In defense of gay marriage

In defense of gay marriage

Every week, there is good and bad news for gay marriage. As a whole, these developments reflect a growing degree of acceptance for these types of relationships nationwide.

Yesterday, a federal court found South Carolina’s ban unconstitutional. Last week, the U.S. Court of Appeals for the 6th Circuit reinstated gay marriage bans in four states, overturning previous decisions by lower courts.

The U.S. Supreme Court will finally have to decide the issue. In its two prior rulings, it first recognized the right of gay couples to obtain federal benefits and then refused to hear appeals from several states whose laws or ballot initiatives banning gay marriage had been found unconstitutional by lower courts.

Out of 50 states, 32 currently allow same-sex marriages. This is the result of an evolution in the way Americans think in the past decade, toward accepting a change. When it was otherwise, courts historically took on the role of protecting the rights of minorities against the overreach of the majority.

In many states, like California, voters approved bans on gay marriage, based on moral or religious prejudices. These values should not be used as a basis to deny benefits, protections and individual rights.

An individual has the right to join their life to another’s, have whichever ceremony they both want and have their commitment recognized by the state.

Imposing religious values on other people is what is wrong, especially in a society with beliefs as diverse as ours. Everyone has the right to have their own faith and respect for their religion. People cannot impose their views on others by banning behavior that does not hurt other individuals. We are each responsible for our own selves.

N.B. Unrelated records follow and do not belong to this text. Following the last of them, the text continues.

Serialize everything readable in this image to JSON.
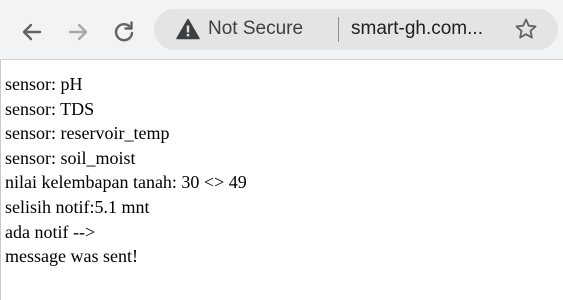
{
  "browser": {
    "security_label": "Not Secure",
    "url": "smart-gh.com...",
    "back_icon": "back-arrow-icon",
    "forward_icon": "forward-arrow-icon",
    "reload_icon": "reload-icon",
    "warning_icon": "warning-triangle-icon",
    "bookmark_icon": "star-icon"
  },
  "page": {
    "lines": [
      "sensor: pH",
      "sensor: TDS",
      "sensor: reservoir_temp",
      "sensor: soil_moist",
      "nilai kelembapan tanah: 30 <> 49",
      "selisih notif:5.1 mnt",
      "ada notif -->",
      "message was sent!"
    ]
  },
  "colors": {
    "toolbar_bg": "#f1f3f4",
    "omnibox_bg": "#e2e4e6",
    "icon": "#5f6368",
    "text": "#000000"
  }
}
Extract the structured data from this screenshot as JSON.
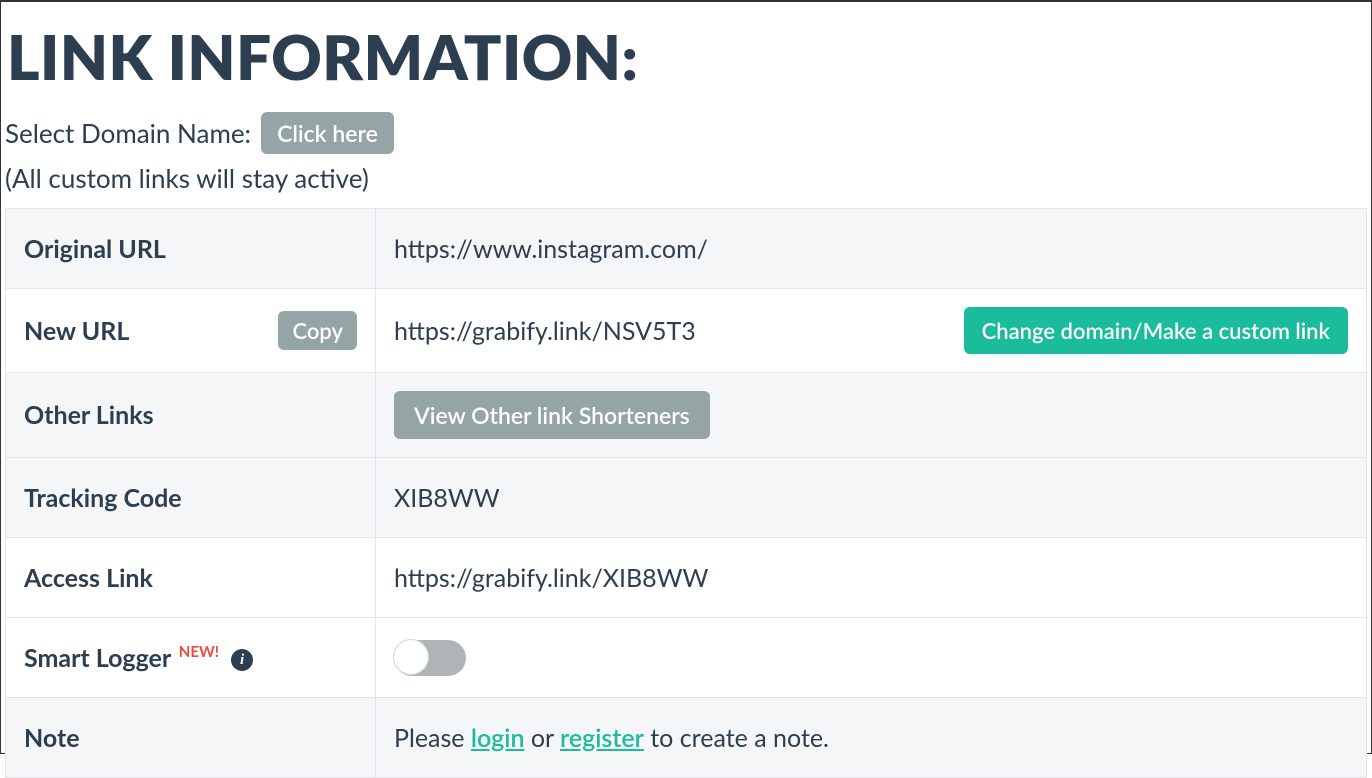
{
  "title": "LINK INFORMATION:",
  "domain_select": {
    "label": "Select Domain Name:",
    "button": "Click here"
  },
  "sub_note": "(All custom links will stay active)",
  "rows": {
    "original_url": {
      "label": "Original URL",
      "value": "https://www.instagram.com/"
    },
    "new_url": {
      "label": "New URL",
      "copy_btn": "Copy",
      "value": "https://grabify.link/NSV5T3",
      "change_btn": "Change domain/Make a custom link"
    },
    "other_links": {
      "label": "Other Links",
      "view_btn": "View Other link Shorteners"
    },
    "tracking_code": {
      "label": "Tracking Code",
      "value": "XIB8WW"
    },
    "access_link": {
      "label": "Access Link",
      "value": "https://grabify.link/XIB8WW"
    },
    "smart_logger": {
      "label": "Smart Logger",
      "badge": "NEW!",
      "enabled": false
    },
    "note": {
      "label": "Note",
      "prefix": "Please ",
      "login": "login",
      "middle": " or ",
      "register": "register",
      "suffix": " to create a note."
    }
  }
}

Same-sex marriage does not threaten religion or the institution of marriage. The threats to marriage are infidelity, domestic abuse, financial stress and divorce—not the personal decision of two men or two women about how to live their lives